● **App and web page records**

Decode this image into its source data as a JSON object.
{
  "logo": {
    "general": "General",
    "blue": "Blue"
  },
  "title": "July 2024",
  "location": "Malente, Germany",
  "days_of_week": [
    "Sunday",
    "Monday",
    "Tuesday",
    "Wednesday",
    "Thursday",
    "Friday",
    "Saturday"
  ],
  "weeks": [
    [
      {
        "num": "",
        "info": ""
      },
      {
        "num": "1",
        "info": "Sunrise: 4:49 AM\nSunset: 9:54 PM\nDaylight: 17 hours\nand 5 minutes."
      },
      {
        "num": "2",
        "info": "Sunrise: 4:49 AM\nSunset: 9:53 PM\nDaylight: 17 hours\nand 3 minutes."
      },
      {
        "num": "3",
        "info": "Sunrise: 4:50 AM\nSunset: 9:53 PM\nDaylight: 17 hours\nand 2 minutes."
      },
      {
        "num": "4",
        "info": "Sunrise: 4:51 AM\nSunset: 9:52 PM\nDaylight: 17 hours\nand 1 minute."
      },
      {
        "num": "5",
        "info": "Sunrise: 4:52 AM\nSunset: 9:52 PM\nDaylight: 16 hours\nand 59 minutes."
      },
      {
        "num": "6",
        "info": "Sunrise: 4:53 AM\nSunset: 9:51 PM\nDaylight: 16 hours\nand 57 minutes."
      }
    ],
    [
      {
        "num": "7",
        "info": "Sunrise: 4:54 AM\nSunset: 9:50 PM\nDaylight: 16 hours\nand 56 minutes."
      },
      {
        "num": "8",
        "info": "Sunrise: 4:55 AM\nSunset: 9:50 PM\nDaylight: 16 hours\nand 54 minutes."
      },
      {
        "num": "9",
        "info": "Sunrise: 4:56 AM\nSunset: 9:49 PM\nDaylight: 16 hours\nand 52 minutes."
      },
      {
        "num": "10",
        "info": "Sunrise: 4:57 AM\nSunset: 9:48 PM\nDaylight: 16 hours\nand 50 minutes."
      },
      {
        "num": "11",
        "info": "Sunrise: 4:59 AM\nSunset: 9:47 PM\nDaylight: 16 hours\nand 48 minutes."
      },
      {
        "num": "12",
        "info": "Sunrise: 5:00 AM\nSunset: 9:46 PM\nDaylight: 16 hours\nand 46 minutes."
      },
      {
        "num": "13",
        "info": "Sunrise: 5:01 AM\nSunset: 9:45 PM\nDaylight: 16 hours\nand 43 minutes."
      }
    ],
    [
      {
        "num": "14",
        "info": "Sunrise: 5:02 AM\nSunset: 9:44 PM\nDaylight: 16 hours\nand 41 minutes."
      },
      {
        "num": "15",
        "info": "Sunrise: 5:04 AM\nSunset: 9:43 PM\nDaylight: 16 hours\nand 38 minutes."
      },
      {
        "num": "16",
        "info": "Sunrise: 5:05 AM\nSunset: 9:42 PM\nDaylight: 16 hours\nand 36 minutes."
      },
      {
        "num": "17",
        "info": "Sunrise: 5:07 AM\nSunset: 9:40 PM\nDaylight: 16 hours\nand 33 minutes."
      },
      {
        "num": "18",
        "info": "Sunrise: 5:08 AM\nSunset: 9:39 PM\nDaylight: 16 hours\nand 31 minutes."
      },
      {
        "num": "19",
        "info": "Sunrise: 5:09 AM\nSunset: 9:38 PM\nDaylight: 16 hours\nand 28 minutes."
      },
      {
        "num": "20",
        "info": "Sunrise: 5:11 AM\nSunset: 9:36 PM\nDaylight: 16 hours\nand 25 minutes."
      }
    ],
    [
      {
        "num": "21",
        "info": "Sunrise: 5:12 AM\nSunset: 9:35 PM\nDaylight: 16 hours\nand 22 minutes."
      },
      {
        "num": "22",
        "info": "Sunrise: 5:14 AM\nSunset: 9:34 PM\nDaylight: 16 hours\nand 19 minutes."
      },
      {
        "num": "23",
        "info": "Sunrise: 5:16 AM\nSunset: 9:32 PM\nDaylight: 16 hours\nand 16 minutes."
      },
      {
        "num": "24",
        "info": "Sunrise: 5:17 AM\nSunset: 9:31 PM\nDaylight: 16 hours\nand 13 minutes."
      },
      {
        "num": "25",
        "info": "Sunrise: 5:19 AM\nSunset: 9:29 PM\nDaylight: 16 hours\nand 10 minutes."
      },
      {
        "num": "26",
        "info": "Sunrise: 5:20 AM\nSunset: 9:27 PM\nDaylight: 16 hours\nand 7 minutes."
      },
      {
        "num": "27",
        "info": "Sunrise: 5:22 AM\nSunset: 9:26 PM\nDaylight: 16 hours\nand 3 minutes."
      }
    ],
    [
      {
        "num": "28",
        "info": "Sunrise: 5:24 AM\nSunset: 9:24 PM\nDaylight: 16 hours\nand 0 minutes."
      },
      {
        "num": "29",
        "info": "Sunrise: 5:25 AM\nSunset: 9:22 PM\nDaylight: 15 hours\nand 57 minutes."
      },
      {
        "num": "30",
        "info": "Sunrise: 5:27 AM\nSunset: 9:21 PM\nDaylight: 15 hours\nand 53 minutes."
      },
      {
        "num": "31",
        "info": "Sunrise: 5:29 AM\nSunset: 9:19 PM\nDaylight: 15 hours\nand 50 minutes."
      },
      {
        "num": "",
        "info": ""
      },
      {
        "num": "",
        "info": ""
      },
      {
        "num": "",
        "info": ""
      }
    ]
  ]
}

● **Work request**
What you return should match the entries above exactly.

● **Exercise output**
Decode this image into its source data as a JSON object.
{
  "logo": {
    "general": "General",
    "blue": "Blue"
  },
  "title": "July 2024",
  "location": "Malente, Germany",
  "days_of_week": [
    "Sunday",
    "Monday",
    "Tuesday",
    "Wednesday",
    "Thursday",
    "Friday",
    "Saturday"
  ],
  "weeks": [
    [
      {
        "num": "",
        "info": ""
      },
      {
        "num": "1",
        "info": "Sunrise: 4:49 AM\nSunset: 9:54 PM\nDaylight: 17 hours\nand 5 minutes."
      },
      {
        "num": "2",
        "info": "Sunrise: 4:49 AM\nSunset: 9:53 PM\nDaylight: 17 hours\nand 3 minutes."
      },
      {
        "num": "3",
        "info": "Sunrise: 4:50 AM\nSunset: 9:53 PM\nDaylight: 17 hours\nand 2 minutes."
      },
      {
        "num": "4",
        "info": "Sunrise: 4:51 AM\nSunset: 9:52 PM\nDaylight: 17 hours\nand 1 minute."
      },
      {
        "num": "5",
        "info": "Sunrise: 4:52 AM\nSunset: 9:52 PM\nDaylight: 16 hours\nand 59 minutes."
      },
      {
        "num": "6",
        "info": "Sunrise: 4:53 AM\nSunset: 9:51 PM\nDaylight: 16 hours\nand 57 minutes."
      }
    ],
    [
      {
        "num": "7",
        "info": "Sunrise: 4:54 AM\nSunset: 9:50 PM\nDaylight: 16 hours\nand 56 minutes."
      },
      {
        "num": "8",
        "info": "Sunrise: 4:55 AM\nSunset: 9:50 PM\nDaylight: 16 hours\nand 54 minutes."
      },
      {
        "num": "9",
        "info": "Sunrise: 4:56 AM\nSunset: 9:49 PM\nDaylight: 16 hours\nand 52 minutes."
      },
      {
        "num": "10",
        "info": "Sunrise: 4:57 AM\nSunset: 9:48 PM\nDaylight: 16 hours\nand 50 minutes."
      },
      {
        "num": "11",
        "info": "Sunrise: 4:59 AM\nSunset: 9:47 PM\nDaylight: 16 hours\nand 48 minutes."
      },
      {
        "num": "12",
        "info": "Sunrise: 5:00 AM\nSunset: 9:46 PM\nDaylight: 16 hours\nand 46 minutes."
      },
      {
        "num": "13",
        "info": "Sunrise: 5:01 AM\nSunset: 9:45 PM\nDaylight: 16 hours\nand 43 minutes."
      }
    ],
    [
      {
        "num": "14",
        "info": "Sunrise: 5:02 AM\nSunset: 9:44 PM\nDaylight: 16 hours\nand 41 minutes."
      },
      {
        "num": "15",
        "info": "Sunrise: 5:04 AM\nSunset: 9:43 PM\nDaylight: 16 hours\nand 38 minutes."
      },
      {
        "num": "16",
        "info": "Sunrise: 5:05 AM\nSunset: 9:42 PM\nDaylight: 16 hours\nand 36 minutes."
      },
      {
        "num": "17",
        "info": "Sunrise: 5:07 AM\nSunset: 9:40 PM\nDaylight: 16 hours\nand 33 minutes."
      },
      {
        "num": "18",
        "info": "Sunrise: 5:08 AM\nSunset: 9:39 PM\nDaylight: 16 hours\nand 31 minutes."
      },
      {
        "num": "19",
        "info": "Sunrise: 5:09 AM\nSunset: 9:38 PM\nDaylight: 16 hours\nand 28 minutes."
      },
      {
        "num": "20",
        "info": "Sunrise: 5:11 AM\nSunset: 9:36 PM\nDaylight: 16 hours\nand 25 minutes."
      }
    ],
    [
      {
        "num": "21",
        "info": "Sunrise: 5:12 AM\nSunset: 9:35 PM\nDaylight: 16 hours\nand 22 minutes."
      },
      {
        "num": "22",
        "info": "Sunrise: 5:14 AM\nSunset: 9:34 PM\nDaylight: 16 hours\nand 19 minutes."
      },
      {
        "num": "23",
        "info": "Sunrise: 5:16 AM\nSunset: 9:32 PM\nDaylight: 16 hours\nand 16 minutes."
      },
      {
        "num": "24",
        "info": "Sunrise: 5:17 AM\nSunset: 9:31 PM\nDaylight: 16 hours\nand 13 minutes."
      },
      {
        "num": "25",
        "info": "Sunrise: 5:19 AM\nSunset: 9:29 PM\nDaylight: 16 hours\nand 10 minutes."
      },
      {
        "num": "26",
        "info": "Sunrise: 5:20 AM\nSunset: 9:27 PM\nDaylight: 16 hours\nand 7 minutes."
      },
      {
        "num": "27",
        "info": "Sunrise: 5:22 AM\nSunset: 9:26 PM\nDaylight: 16 hours\nand 3 minutes."
      }
    ],
    [
      {
        "num": "28",
        "info": "Sunrise: 5:24 AM\nSunset: 9:24 PM\nDaylight: 16 hours\nand 0 minutes."
      },
      {
        "num": "29",
        "info": "Sunrise: 5:25 AM\nSunset: 9:22 PM\nDaylight: 15 hours\nand 57 minutes."
      },
      {
        "num": "30",
        "info": "Sunrise: 5:27 AM\nSunset: 9:21 PM\nDaylight: 15 hours\nand 53 minutes."
      },
      {
        "num": "31",
        "info": "Sunrise: 5:29 AM\nSunset: 9:19 PM\nDaylight: 15 hours\nand 50 minutes."
      },
      {
        "num": "",
        "info": ""
      },
      {
        "num": "",
        "info": ""
      },
      {
        "num": "",
        "info": ""
      }
    ]
  ]
}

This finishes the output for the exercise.